Data:
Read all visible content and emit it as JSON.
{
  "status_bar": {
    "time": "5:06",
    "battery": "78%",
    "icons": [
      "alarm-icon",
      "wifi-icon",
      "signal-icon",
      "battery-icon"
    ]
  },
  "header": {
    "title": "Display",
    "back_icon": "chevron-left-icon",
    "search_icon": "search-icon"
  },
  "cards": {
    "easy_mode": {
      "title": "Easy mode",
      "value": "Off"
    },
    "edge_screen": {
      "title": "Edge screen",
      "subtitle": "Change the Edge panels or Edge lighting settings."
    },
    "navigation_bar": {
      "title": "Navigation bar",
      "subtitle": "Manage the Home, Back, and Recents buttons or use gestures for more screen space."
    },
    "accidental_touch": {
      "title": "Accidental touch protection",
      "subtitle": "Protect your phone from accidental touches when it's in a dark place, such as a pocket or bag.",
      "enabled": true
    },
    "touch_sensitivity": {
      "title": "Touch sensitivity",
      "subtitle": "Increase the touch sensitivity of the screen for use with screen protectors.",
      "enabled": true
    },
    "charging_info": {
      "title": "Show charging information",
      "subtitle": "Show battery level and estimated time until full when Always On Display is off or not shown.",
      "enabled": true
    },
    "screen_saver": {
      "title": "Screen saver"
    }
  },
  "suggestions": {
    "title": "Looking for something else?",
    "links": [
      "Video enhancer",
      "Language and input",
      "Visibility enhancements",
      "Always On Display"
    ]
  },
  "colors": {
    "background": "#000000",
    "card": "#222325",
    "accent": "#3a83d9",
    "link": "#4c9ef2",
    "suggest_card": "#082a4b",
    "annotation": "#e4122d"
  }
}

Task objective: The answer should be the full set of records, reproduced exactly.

Answer space:
Read all visible content and emit it as JSON.
{
  "status_bar": {
    "time": "5:06",
    "battery": "78%",
    "icons": [
      "alarm-icon",
      "wifi-icon",
      "signal-icon",
      "battery-icon"
    ]
  },
  "header": {
    "title": "Display",
    "back_icon": "chevron-left-icon",
    "search_icon": "search-icon"
  },
  "cards": {
    "easy_mode": {
      "title": "Easy mode",
      "value": "Off"
    },
    "edge_screen": {
      "title": "Edge screen",
      "subtitle": "Change the Edge panels or Edge lighting settings."
    },
    "navigation_bar": {
      "title": "Navigation bar",
      "subtitle": "Manage the Home, Back, and Recents buttons or use gestures for more screen space."
    },
    "accidental_touch": {
      "title": "Accidental touch protection",
      "subtitle": "Protect your phone from accidental touches when it's in a dark place, such as a pocket or bag.",
      "enabled": true
    },
    "touch_sensitivity": {
      "title": "Touch sensitivity",
      "subtitle": "Increase the touch sensitivity of the screen for use with screen protectors.",
      "enabled": true
    },
    "charging_info": {
      "title": "Show charging information",
      "subtitle": "Show battery level and estimated time until full when Always On Display is off or not shown.",
      "enabled": true
    },
    "screen_saver": {
      "title": "Screen saver"
    }
  },
  "suggestions": {
    "title": "Looking for something else?",
    "links": [
      "Video enhancer",
      "Language and input",
      "Visibility enhancements",
      "Always On Display"
    ]
  },
  "colors": {
    "background": "#000000",
    "card": "#222325",
    "accent": "#3a83d9",
    "link": "#4c9ef2",
    "suggest_card": "#082a4b",
    "annotation": "#e4122d"
  }
}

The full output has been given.